“I think the transfer portal has also distorted the evaluation of high school kids. In some cases they are being compared to players that already have college experience.”
Terrence Williams, (Fort Lauderdale) Stranahan
“The players that truly get hurt are the ones that are right [on the border] at the D-I level. They should be getting looks but won’t because of the landscape. This also hurts high school seniors who are looking to play at the collegiate level: if they are not on a well-known [travel] circuit team it kills their chances to play D-I. Even after a stellar career they have to take the JuCo route to get there. NBA teams scout the world for talent and get players from all levels. The NCAA is doing the same. But teams want to get older, more-developed players instead of straight out of high school.”
Anthony Serro, (Miami) Monsignor Pace
“You look and you see it at every level. You can start at the mid-major Division-I level, that they’re waiting for the high-major transfers. And then the low-majors are waiting for mid-majors. Then the Division II’s are waiting for low-major Division I’s and so on. Down the list there, they all seem to be getting in line waiting for transfers and you kind of feel like we have to wait our turn until they go get the transfers they are targeting and then maybe they’ll circle back to our kids.”
Ben Fratrik, (Orlando) Lake Highland Prep
“I’ve been talking to coaches for two weeks — probably almost a dozen now. D-I, D-II and D-III. They all think recruiting high school kids, especially 2021, is going to be really slow for everybody but a few. The thought is most schools will go for a) multiple-year transfers b) grad transfers c) JuCos d) high school kids. Most also thought that if a 2021 kid gets an offer, they need to be prepared to say yes. Do their homework, take an unofficial or whatever, and say yes or no. Those offers aren’t going to stay good for long because a transfer is going to take that scholarship if you wait too long.”
Ray Benoit, North Miami High
“College coaches have decided to rely heavily on the transfer portal. This is very unfortunate for the class of 2020 prospects. At times it’s hard enough to get coaches to come see players. Now I’m afraid many seniors’ dreams of playing on the next level have been severely altered.”
Jason Looky, (Weston) Cypress Bay
“The battle for scholarships in the state of Florida is already one of the most competitive in the country. When you see the rankings of our Division-II schools, the best junior college conferences in the USA, and the lack of any Division III schools in the state, you are already facing an uphill battle. Take that and add to it the foreign players and enormous amount of players in the NCAA portal, and it creates the perfect storm. Are college coaches willing to risk their jobs on an 18-year-old freshman or a college-tested 20-year-old? That’s without even getting into the fifth-year college transfers. It’s a dogfight.”
Don Dziagwa, Tampa Catholic

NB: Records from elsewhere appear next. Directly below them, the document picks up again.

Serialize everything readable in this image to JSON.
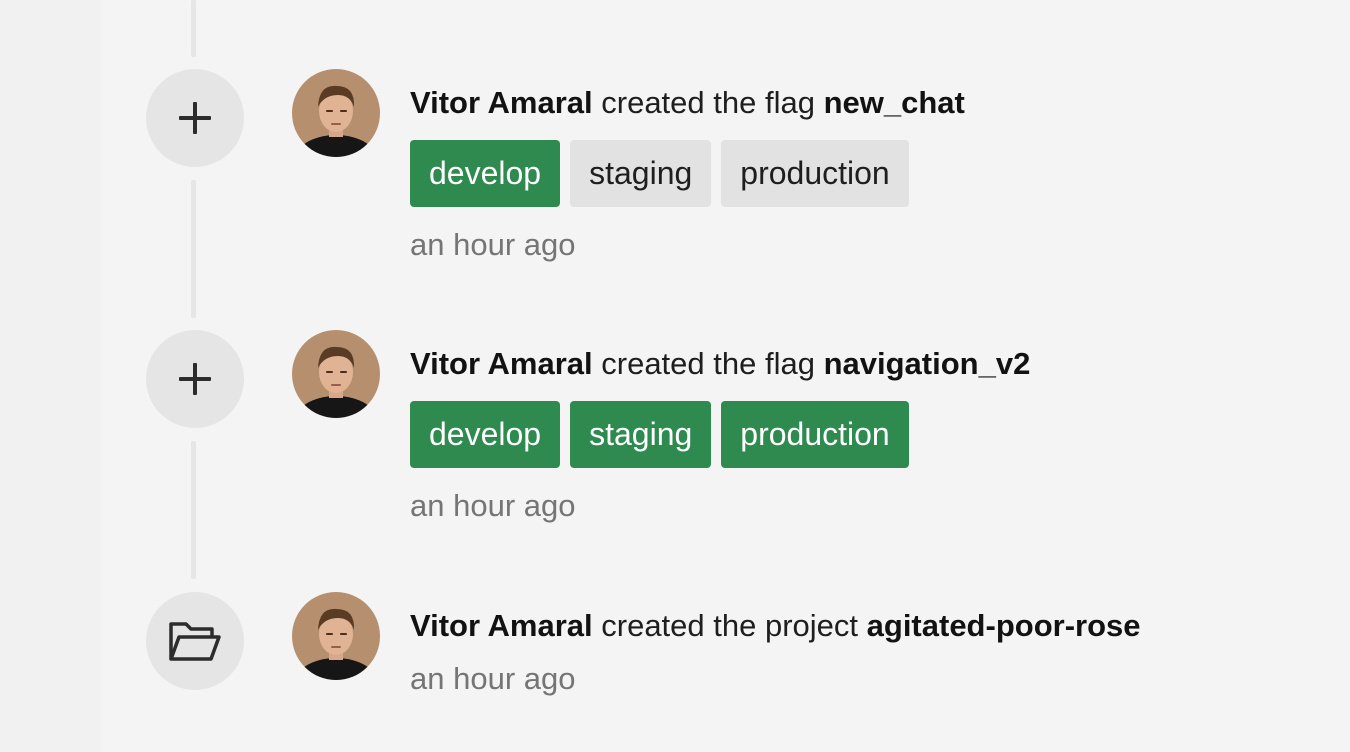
{
  "events": [
    {
      "icon": "plus-icon",
      "actor": "Vitor Amaral",
      "verb": "created the flag",
      "target": "new_chat",
      "environments": [
        {
          "label": "develop",
          "enabled": true
        },
        {
          "label": "staging",
          "enabled": false
        },
        {
          "label": "production",
          "enabled": false
        }
      ],
      "time": "an hour ago"
    },
    {
      "icon": "plus-icon",
      "actor": "Vitor Amaral",
      "verb": "created the flag",
      "target": "navigation_v2",
      "environments": [
        {
          "label": "develop",
          "enabled": true
        },
        {
          "label": "staging",
          "enabled": true
        },
        {
          "label": "production",
          "enabled": true
        }
      ],
      "time": "an hour ago"
    },
    {
      "icon": "folder-open-icon",
      "actor": "Vitor Amaral",
      "verb": "created the project",
      "target": "agitated-poor-rose",
      "time": "an hour ago"
    }
  ],
  "colors": {
    "env_enabled": "#2e8a4f",
    "env_disabled": "#e2e2e2"
  }
}
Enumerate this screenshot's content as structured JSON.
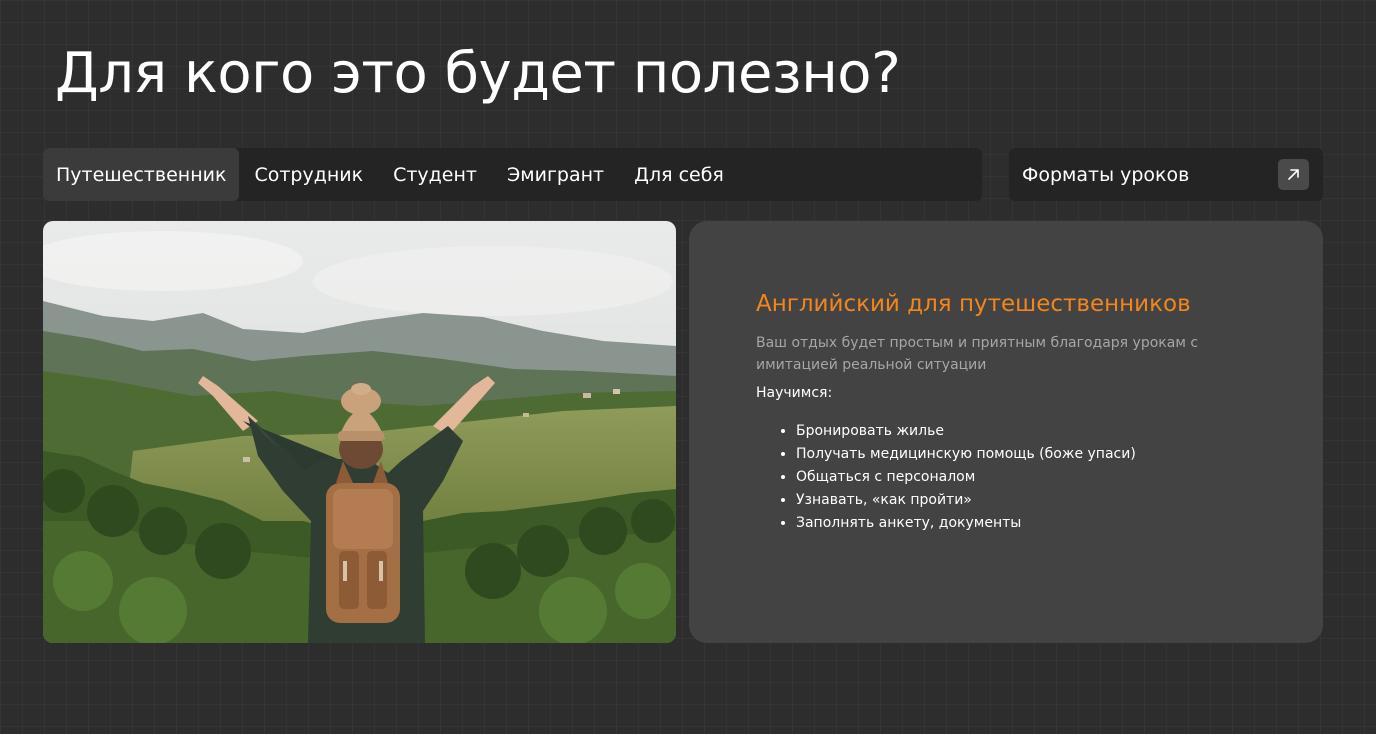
{
  "page": {
    "title": "Для кого это будет полезно?"
  },
  "tabs": [
    {
      "label": "Путешественник",
      "active": true
    },
    {
      "label": "Сотрудник",
      "active": false
    },
    {
      "label": "Студент",
      "active": false
    },
    {
      "label": "Эмигрант",
      "active": false
    },
    {
      "label": "Для себя",
      "active": false
    }
  ],
  "formats": {
    "label": "Форматы уроков",
    "icon": "arrow-up-right-icon"
  },
  "info": {
    "title": "Английский для путешественников",
    "description": "Ваш отдых будет простым и приятным благодаря урокам с имитацией реальной ситуации",
    "learn_heading": "Научимся:",
    "items": [
      "Бронировать жилье",
      "Получать медицинскую помощь (боже упаси)",
      "Общаться с персоналом",
      "Узнавать, «как пройти»",
      "Заполнять анкету, документы"
    ]
  },
  "colors": {
    "background": "#2d2d2d",
    "accent": "#f2861e",
    "panel": "#434343",
    "bar": "#242424",
    "active_tab": "#3b3b3b"
  }
}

“I talked to a college coach the other day who has scholarships available and he told me they really weren’t looking at any high school players because they were solely looking at transfers or grad transfers. So, there is no doubt it is affecting high school players. I don’t like it, but it is what it is.”
Ben Witherspoon, (Orlando) Dr. Phillips

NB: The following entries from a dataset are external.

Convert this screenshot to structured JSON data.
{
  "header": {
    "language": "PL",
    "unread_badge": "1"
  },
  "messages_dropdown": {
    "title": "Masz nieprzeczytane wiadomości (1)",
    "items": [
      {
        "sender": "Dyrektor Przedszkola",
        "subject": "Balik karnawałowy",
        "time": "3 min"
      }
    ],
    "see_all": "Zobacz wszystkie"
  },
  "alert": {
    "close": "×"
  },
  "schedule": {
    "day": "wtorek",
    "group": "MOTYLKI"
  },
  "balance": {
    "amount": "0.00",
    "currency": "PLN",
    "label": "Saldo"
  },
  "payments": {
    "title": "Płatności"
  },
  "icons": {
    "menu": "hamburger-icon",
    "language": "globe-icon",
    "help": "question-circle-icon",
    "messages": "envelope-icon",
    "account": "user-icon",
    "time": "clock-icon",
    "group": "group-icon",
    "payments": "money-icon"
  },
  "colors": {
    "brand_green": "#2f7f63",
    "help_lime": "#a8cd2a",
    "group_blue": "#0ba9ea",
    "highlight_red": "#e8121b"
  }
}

“High school players need to know that just being better than other guys in high school is not good enough. Once you are a definite college prospect, it’s more important now to develop yourself for a role that will be immediately valuable as a freshman on a college roster. With the transfer portal being the priority, high school prospects should be taking a hard look at the early offers they get before more college players enter the transfer portal.”

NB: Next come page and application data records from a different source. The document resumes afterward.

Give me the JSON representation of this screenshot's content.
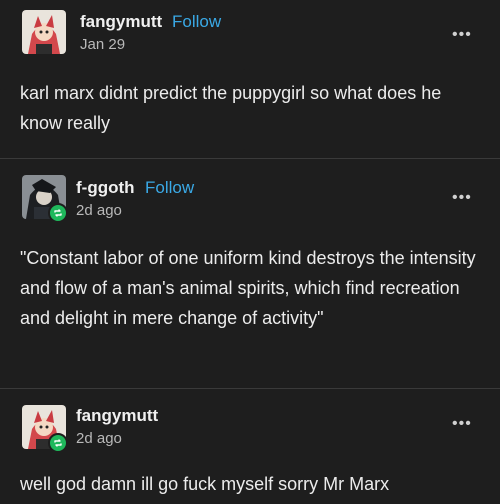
{
  "posts": [
    {
      "username": "fangymutt",
      "follow_label": "Follow",
      "date": "Jan 29",
      "text": "karl marx didnt predict the puppygirl so what does he know really",
      "more_label": "•••"
    },
    {
      "username": "f-ggoth",
      "follow_label": "Follow",
      "date": "2d ago",
      "text": "\"Constant labor of one uniform kind destroys the intensity and flow of a man's animal spirits, which find recreation and delight in mere change of activity\"",
      "more_label": "•••"
    },
    {
      "username": "fangymutt",
      "date": "2d ago",
      "text": "well god damn ill go fuck myself sorry Mr Marx",
      "more_label": "•••"
    }
  ],
  "icons": {
    "reblog": "reblog-icon",
    "more": "more-options-icon"
  },
  "colors": {
    "background": "#1e1e1e",
    "follow": "#3aa9e6",
    "reblog_badge": "#1fb85c"
  }
}
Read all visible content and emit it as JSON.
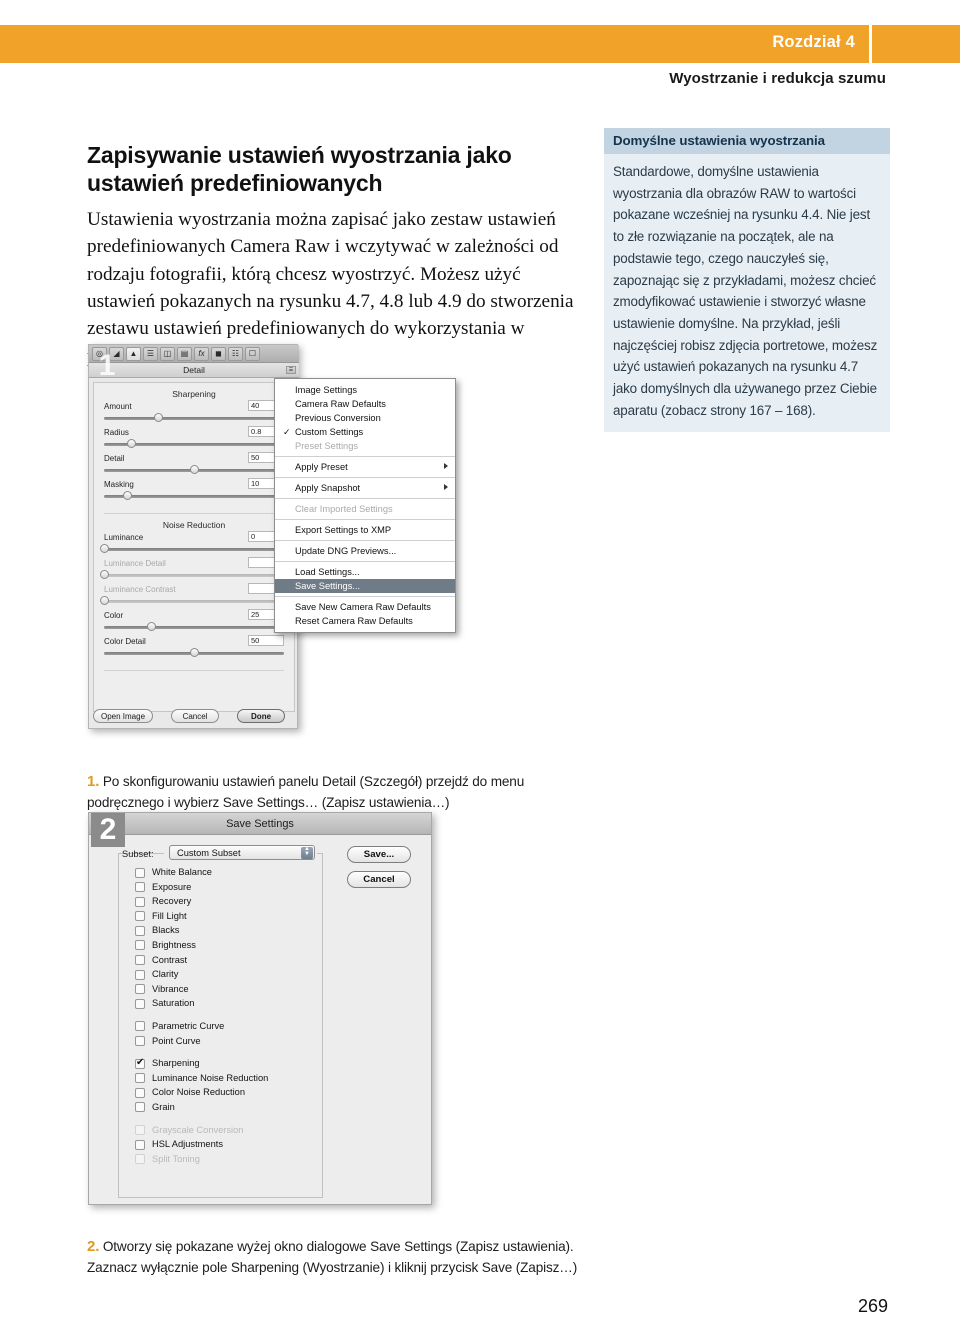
{
  "header": {
    "chapter": "Rozdział 4",
    "subtitle": "Wyostrzanie i redukcja szumu",
    "accent_color": "#f0a229"
  },
  "main": {
    "heading": "Zapisywanie ustawień wyostrzania jako ustawień predefiniowanych",
    "paragraph": "Ustawienia wyostrzania można zapisać jako zestaw ustawień predefiniowanych Camera Raw i wczytywać w zależności od rodzaju fotografii, którą chcesz wyostrzyć. Możesz użyć ustawień pokazanych na rysunku 4.7, 4.8 lub 4.9 do stworzenia zestawu ustawień predefiniowanych do wykorzystania w przyszłości."
  },
  "sidebar": {
    "title": "Domyślne ustawienia wyostrzania",
    "body": "Standardowe, domyślne ustawienia wyostrzania dla obrazów RAW to wartości pokazane wcześniej na rysunku 4.4. Nie jest to złe rozwiązanie na początek, ale na podstawie tego, czego nauczyłeś się, zapoznając się z przykładami, możesz chcieć zmodyfikować ustawienie i stworzyć własne ustawienie domyślne. Na przykład, jeśli najczęściej robisz zdjęcia portretowe, możesz użyć ustawień pokazanych na rysunku 4.7 jako domyślnych dla używanego przez Ciebie aparatu (zobacz strony 167 – 168).",
    "header_bg": "#c2d4e1",
    "body_bg": "#e7eef4"
  },
  "figure1": {
    "badge": "1",
    "panel_tab_title": "Detail",
    "toolbar_icons": [
      "zoom-icon",
      "white-balance-icon",
      "color-sampler-icon",
      "basic-icon",
      "tone-curve-icon",
      "detail-icon",
      "hsl-icon",
      "effects-icon",
      "camera-calibration-icon",
      "presets-icon",
      "snapshots-icon"
    ],
    "sections": [
      {
        "title": "Sharpening"
      },
      {
        "title": "Noise Reduction"
      }
    ],
    "sliders": [
      {
        "label": "Amount",
        "value": "40",
        "pos": 30,
        "disabled": false
      },
      {
        "label": "Radius",
        "value": "0.8",
        "pos": 15,
        "disabled": false
      },
      {
        "label": "Detail",
        "value": "50",
        "pos": 50,
        "disabled": false
      },
      {
        "label": "Masking",
        "value": "10",
        "pos": 13,
        "disabled": false
      },
      {
        "label": "Luminance",
        "value": "0",
        "pos": 0,
        "disabled": false
      },
      {
        "label": "Luminance Detail",
        "value": "",
        "pos": 0,
        "disabled": true
      },
      {
        "label": "Luminance Contrast",
        "value": "",
        "pos": 0,
        "disabled": true
      },
      {
        "label": "Color",
        "value": "25",
        "pos": 26,
        "disabled": false
      },
      {
        "label": "Color Detail",
        "value": "50",
        "pos": 50,
        "disabled": false
      }
    ],
    "buttons": [
      {
        "label": "Open Image",
        "primary": false
      },
      {
        "label": "Cancel",
        "primary": false
      },
      {
        "label": "Done",
        "primary": true
      }
    ],
    "menu": [
      {
        "label": "Image Settings",
        "state": "normal"
      },
      {
        "label": "Camera Raw Defaults",
        "state": "normal"
      },
      {
        "label": "Previous Conversion",
        "state": "normal"
      },
      {
        "label": "Custom Settings",
        "state": "checked"
      },
      {
        "label": "Preset Settings",
        "state": "disabled"
      },
      {
        "separator": true
      },
      {
        "label": "Apply Preset",
        "state": "submenu"
      },
      {
        "separator": true
      },
      {
        "label": "Apply Snapshot",
        "state": "submenu"
      },
      {
        "separator": true
      },
      {
        "label": "Clear Imported Settings",
        "state": "disabled"
      },
      {
        "separator": true
      },
      {
        "label": "Export Settings to XMP",
        "state": "normal"
      },
      {
        "separator": true
      },
      {
        "label": "Update DNG Previews...",
        "state": "normal"
      },
      {
        "separator": true
      },
      {
        "label": "Load Settings...",
        "state": "normal"
      },
      {
        "label": "Save Settings...",
        "state": "highlighted"
      },
      {
        "separator": true
      },
      {
        "label": "Save New Camera Raw Defaults",
        "state": "normal"
      },
      {
        "label": "Reset Camera Raw Defaults",
        "state": "normal"
      }
    ]
  },
  "figure2": {
    "badge": "2",
    "title": "Save Settings",
    "subset_label": "Subset:",
    "subset_value": "Custom Subset",
    "buttons": [
      {
        "label": "Save...",
        "name": "save-button"
      },
      {
        "label": "Cancel",
        "name": "cancel-button"
      }
    ],
    "checkboxes": [
      {
        "label": "White Balance",
        "checked": false,
        "disabled": false
      },
      {
        "label": "Exposure",
        "checked": false,
        "disabled": false
      },
      {
        "label": "Recovery",
        "checked": false,
        "disabled": false
      },
      {
        "label": "Fill Light",
        "checked": false,
        "disabled": false
      },
      {
        "label": "Blacks",
        "checked": false,
        "disabled": false
      },
      {
        "label": "Brightness",
        "checked": false,
        "disabled": false
      },
      {
        "label": "Contrast",
        "checked": false,
        "disabled": false
      },
      {
        "label": "Clarity",
        "checked": false,
        "disabled": false
      },
      {
        "label": "Vibrance",
        "checked": false,
        "disabled": false
      },
      {
        "label": "Saturation",
        "checked": false,
        "disabled": false
      },
      {
        "gap": true
      },
      {
        "label": "Parametric Curve",
        "checked": false,
        "disabled": false
      },
      {
        "label": "Point Curve",
        "checked": false,
        "disabled": false
      },
      {
        "gap": true
      },
      {
        "label": "Sharpening",
        "checked": true,
        "disabled": false
      },
      {
        "label": "Luminance Noise Reduction",
        "checked": false,
        "disabled": false
      },
      {
        "label": "Color Noise Reduction",
        "checked": false,
        "disabled": false
      },
      {
        "label": "Grain",
        "checked": false,
        "disabled": false
      },
      {
        "gap": true
      },
      {
        "label": "Grayscale Conversion",
        "checked": false,
        "disabled": true
      },
      {
        "label": "HSL Adjustments",
        "checked": false,
        "disabled": false
      },
      {
        "label": "Split Toning",
        "checked": false,
        "disabled": true
      }
    ]
  },
  "steps": [
    {
      "num": "1.",
      "text": "Po skonfigurowaniu ustawień panelu Detail (Szczegół) przejdź do menu podręcznego i wybierz Save Settings… (Zapisz ustawienia…)"
    },
    {
      "num": "2.",
      "text": "Otworzy się pokazane wyżej okno dialogowe Save Settings (Zapisz ustawienia). Zaznacz wyłącznie pole Sharpening (Wyostrzanie) i kliknij przycisk Save (Zapisz…)"
    }
  ],
  "page_number": "269"
}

Matt Colin, Wellington
“I think where you see the most impact of the portal is at the Division-II level. They can be so picky because they can wait on the D-I schools to finish filling out their rosters and recruit some of those low- to mid-tier D-I players to come to a D-II school and play instantly.”
If you have high school or travel basketball news, you can reach Pat Lammer at PatALammer@Gmail.com